Task instructions:
Return all lines of the listing below that carry the word "Theme".

========

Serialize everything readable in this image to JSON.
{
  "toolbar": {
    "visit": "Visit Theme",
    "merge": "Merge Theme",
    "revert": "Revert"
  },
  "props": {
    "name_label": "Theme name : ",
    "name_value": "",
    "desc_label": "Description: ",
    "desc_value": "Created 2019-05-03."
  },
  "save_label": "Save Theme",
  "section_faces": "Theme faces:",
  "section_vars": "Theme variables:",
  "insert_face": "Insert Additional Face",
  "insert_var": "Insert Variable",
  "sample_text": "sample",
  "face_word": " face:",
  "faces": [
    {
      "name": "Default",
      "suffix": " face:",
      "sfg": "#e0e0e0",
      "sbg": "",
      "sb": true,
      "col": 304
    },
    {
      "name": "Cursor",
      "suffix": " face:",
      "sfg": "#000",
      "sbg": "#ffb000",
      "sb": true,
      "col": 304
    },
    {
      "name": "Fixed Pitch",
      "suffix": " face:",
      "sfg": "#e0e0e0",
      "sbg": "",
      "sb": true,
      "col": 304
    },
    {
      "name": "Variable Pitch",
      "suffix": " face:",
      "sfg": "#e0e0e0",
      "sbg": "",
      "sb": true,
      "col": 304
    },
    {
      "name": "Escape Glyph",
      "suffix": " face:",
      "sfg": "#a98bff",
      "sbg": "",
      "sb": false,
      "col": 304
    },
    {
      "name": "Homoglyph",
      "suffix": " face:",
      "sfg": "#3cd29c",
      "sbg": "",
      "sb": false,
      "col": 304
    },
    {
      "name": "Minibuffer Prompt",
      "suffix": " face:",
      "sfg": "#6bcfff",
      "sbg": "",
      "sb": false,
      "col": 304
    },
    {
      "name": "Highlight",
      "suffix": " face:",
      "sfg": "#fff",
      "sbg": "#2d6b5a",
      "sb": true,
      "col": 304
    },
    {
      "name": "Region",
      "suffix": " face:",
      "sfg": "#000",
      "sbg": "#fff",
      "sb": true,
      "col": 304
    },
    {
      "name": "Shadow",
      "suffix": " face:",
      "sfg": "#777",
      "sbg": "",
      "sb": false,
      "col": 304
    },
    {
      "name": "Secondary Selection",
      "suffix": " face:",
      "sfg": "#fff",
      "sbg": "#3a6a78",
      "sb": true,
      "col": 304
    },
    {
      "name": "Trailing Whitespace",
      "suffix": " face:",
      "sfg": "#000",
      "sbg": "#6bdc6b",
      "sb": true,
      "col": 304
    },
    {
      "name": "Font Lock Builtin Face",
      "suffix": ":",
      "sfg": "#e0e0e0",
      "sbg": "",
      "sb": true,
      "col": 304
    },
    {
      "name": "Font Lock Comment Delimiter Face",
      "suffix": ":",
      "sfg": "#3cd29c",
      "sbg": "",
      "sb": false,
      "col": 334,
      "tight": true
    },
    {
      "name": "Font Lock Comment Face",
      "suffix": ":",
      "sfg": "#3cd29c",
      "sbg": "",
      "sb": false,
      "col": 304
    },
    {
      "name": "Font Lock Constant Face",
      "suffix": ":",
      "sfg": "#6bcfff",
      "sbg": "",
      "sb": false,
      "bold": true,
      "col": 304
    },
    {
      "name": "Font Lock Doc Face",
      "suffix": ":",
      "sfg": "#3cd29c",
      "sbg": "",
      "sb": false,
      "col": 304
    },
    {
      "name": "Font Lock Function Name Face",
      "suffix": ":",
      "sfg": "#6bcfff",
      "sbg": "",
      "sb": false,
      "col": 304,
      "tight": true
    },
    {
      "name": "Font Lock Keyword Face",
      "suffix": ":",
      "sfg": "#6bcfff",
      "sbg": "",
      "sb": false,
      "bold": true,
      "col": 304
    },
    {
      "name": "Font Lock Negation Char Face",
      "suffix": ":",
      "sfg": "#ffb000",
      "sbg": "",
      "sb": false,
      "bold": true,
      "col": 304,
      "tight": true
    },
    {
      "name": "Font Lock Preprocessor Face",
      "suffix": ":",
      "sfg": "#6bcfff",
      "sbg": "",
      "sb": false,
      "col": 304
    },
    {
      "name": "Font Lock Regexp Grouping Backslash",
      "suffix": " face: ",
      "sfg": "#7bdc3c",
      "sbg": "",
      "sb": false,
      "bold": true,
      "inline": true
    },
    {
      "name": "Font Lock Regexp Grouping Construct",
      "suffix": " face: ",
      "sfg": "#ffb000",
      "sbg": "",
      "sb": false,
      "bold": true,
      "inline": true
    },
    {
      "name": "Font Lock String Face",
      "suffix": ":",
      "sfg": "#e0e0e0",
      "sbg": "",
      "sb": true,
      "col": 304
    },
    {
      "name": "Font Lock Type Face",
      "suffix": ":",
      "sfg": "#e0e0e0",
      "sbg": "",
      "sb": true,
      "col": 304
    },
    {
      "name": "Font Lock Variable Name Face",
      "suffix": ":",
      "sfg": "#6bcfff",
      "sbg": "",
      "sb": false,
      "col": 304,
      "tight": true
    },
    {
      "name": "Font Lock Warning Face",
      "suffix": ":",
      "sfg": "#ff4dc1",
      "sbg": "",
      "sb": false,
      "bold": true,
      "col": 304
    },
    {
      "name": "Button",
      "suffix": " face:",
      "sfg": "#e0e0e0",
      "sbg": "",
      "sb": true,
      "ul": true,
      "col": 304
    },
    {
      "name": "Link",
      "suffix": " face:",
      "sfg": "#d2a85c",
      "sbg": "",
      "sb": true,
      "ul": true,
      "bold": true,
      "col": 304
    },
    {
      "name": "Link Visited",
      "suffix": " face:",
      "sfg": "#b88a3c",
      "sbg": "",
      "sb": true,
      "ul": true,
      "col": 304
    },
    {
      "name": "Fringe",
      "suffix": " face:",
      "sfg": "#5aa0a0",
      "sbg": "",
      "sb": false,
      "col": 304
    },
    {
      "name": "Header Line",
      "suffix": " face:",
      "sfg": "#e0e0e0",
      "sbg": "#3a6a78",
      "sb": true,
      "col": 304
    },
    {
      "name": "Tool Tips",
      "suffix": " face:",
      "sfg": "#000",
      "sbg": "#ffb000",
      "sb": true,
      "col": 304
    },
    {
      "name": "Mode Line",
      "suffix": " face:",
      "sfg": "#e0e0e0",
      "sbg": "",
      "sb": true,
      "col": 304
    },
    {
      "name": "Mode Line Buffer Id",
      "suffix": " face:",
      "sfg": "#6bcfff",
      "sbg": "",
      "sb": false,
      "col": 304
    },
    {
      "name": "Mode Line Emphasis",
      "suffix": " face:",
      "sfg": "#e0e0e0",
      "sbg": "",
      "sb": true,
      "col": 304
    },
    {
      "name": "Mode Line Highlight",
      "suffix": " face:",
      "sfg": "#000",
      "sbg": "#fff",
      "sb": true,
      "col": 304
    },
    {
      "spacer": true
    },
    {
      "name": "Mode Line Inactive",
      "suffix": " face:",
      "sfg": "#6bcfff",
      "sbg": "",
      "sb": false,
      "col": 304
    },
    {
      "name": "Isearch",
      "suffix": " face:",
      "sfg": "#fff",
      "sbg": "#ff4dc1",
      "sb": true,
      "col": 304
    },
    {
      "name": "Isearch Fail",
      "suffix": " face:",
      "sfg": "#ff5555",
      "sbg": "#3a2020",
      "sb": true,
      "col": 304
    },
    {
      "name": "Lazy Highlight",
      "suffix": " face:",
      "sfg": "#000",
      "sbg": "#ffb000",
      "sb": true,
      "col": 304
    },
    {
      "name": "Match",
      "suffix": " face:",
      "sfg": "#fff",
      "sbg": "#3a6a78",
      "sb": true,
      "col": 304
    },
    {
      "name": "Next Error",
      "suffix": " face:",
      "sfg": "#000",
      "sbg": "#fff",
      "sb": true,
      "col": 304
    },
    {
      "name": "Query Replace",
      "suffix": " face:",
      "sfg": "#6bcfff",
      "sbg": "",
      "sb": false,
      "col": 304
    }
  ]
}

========

Written response:
    "visit": "Visit Theme",
    "merge": "Merge Theme",
    "name_label": "Theme name : ",
  "save_label": "Save Theme",
  "section_faces": "Theme faces:",
  "section_vars": "Theme variables:",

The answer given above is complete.